(Data excerpts)
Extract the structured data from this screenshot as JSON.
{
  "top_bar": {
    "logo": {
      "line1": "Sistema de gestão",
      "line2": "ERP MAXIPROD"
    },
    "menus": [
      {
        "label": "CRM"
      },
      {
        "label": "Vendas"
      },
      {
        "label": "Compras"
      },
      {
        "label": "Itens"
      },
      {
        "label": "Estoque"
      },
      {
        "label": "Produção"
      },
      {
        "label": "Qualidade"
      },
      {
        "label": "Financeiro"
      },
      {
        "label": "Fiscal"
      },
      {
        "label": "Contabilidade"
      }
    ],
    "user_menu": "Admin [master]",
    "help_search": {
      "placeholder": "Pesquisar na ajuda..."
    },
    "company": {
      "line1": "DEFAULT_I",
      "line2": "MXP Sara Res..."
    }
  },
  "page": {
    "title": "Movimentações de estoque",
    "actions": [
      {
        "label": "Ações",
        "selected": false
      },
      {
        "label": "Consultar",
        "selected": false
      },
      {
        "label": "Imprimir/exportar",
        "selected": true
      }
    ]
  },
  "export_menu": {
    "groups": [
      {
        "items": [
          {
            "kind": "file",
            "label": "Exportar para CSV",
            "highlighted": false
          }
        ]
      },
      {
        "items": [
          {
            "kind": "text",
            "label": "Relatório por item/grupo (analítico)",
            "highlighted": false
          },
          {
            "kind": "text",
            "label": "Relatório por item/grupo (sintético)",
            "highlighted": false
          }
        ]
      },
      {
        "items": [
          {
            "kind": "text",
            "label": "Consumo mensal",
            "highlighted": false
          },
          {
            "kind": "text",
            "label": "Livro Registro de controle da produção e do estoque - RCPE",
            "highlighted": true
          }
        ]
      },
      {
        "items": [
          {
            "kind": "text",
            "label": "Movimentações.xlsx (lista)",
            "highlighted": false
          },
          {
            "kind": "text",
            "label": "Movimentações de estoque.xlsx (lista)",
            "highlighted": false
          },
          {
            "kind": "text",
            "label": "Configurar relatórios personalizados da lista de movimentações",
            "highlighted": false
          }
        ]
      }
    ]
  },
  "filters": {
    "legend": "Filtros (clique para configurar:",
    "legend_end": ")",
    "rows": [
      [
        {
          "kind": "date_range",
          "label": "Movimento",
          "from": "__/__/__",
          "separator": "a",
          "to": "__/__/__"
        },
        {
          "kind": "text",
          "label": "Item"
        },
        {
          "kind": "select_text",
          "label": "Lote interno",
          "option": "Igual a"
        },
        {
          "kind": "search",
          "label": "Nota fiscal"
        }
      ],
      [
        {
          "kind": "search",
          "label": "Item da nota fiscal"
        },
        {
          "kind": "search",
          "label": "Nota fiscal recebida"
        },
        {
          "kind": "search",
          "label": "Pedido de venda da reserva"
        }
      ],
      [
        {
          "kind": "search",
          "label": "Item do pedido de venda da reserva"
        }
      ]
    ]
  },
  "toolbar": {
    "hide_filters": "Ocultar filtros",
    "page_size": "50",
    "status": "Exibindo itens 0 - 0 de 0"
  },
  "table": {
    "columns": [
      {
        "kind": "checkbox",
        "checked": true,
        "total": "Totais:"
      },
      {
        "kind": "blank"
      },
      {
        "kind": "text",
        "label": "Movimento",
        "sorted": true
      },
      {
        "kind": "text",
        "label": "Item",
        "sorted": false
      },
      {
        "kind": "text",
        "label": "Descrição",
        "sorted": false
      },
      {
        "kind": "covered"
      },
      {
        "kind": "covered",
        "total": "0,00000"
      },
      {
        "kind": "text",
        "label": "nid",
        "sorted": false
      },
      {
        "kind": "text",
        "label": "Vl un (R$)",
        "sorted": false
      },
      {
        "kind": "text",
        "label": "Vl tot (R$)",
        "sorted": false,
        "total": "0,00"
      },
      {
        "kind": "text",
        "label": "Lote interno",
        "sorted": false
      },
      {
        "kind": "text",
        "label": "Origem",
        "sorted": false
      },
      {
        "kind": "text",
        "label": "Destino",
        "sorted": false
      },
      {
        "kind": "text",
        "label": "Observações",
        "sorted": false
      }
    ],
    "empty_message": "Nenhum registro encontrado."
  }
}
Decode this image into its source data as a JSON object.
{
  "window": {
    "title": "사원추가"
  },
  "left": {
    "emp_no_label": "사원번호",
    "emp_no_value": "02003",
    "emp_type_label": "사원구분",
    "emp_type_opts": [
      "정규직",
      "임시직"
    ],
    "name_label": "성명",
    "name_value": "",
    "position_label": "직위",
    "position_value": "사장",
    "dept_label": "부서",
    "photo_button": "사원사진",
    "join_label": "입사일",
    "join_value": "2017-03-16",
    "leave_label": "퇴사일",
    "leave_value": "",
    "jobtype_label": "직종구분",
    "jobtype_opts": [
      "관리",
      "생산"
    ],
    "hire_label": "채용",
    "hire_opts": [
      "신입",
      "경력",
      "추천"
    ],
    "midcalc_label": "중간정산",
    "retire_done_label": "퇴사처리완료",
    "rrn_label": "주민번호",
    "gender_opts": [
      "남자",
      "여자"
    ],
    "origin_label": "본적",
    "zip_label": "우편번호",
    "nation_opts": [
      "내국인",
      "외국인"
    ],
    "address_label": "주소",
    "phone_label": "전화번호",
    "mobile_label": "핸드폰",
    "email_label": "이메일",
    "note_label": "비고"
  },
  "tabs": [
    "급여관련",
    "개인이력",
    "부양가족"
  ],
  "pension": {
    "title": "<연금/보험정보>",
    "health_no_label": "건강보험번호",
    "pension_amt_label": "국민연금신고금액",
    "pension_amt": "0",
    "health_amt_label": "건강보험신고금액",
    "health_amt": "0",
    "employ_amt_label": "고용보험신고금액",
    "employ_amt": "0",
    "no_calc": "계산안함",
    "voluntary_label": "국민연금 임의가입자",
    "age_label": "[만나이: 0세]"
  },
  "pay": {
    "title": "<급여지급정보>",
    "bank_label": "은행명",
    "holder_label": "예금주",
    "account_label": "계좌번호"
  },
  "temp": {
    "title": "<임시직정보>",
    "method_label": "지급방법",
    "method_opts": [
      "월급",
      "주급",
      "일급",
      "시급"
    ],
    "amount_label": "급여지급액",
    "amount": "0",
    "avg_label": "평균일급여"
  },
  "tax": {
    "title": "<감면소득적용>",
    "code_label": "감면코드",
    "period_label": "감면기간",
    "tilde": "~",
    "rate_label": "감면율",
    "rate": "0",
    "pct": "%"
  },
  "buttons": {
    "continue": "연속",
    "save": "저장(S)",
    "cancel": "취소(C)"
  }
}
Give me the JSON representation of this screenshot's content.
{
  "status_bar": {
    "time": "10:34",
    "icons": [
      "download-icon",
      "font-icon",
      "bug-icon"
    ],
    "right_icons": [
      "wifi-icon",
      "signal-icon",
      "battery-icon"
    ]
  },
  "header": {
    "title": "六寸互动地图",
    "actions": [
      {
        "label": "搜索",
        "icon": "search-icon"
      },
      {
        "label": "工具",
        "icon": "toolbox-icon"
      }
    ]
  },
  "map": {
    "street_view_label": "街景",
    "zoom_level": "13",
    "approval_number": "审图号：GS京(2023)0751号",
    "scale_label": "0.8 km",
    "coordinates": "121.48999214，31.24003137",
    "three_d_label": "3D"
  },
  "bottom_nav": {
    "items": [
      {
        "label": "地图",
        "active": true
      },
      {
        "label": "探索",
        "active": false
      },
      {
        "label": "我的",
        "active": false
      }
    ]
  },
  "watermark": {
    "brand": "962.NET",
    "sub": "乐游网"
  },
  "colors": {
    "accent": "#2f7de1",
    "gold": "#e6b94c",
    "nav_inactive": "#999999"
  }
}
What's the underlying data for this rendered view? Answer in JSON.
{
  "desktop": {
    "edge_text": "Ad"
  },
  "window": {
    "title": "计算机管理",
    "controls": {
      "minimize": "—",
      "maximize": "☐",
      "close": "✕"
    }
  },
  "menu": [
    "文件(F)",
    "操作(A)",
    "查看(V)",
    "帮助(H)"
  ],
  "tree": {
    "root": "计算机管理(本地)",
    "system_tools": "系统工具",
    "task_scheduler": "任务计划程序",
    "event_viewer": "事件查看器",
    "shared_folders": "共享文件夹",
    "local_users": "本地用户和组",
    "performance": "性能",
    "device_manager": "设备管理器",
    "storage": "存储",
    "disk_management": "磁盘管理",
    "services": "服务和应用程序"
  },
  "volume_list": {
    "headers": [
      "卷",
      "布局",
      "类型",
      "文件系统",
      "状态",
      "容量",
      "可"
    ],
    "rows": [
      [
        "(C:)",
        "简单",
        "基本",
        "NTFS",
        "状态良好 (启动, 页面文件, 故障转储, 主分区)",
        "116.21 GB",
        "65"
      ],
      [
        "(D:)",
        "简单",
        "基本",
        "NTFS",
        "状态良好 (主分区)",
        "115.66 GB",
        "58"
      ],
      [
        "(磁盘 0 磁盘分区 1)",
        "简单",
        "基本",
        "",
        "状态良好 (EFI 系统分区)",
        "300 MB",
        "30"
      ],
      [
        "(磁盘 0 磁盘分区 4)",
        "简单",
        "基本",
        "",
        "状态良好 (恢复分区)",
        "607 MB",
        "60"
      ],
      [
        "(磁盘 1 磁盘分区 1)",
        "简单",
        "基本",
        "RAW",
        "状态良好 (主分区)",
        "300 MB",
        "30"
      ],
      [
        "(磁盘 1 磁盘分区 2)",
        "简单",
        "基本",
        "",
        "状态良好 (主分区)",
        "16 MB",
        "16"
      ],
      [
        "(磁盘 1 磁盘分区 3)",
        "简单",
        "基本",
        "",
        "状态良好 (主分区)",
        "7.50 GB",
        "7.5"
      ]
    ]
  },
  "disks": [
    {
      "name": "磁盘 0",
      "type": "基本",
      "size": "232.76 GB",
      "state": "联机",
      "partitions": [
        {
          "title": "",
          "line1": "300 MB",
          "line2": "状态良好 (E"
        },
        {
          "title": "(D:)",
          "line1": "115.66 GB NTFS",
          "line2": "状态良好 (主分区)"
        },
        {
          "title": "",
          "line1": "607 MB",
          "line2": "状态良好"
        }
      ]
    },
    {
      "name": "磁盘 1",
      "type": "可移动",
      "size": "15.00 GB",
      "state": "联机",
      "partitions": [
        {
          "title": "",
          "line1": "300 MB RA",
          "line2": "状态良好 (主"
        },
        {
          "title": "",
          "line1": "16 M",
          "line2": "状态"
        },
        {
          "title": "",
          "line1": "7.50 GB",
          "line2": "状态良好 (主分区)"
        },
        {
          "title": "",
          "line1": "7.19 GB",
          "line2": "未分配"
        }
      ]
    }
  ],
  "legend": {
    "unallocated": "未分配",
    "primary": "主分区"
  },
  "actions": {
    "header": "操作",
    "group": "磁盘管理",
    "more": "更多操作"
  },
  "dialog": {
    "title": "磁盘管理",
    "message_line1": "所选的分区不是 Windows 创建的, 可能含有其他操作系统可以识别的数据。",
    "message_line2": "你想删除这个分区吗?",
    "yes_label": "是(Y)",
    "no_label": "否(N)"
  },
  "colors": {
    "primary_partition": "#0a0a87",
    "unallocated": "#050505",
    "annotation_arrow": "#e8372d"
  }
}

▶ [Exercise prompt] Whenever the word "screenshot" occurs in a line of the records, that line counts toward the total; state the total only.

▶ [Solution to this exercise] 2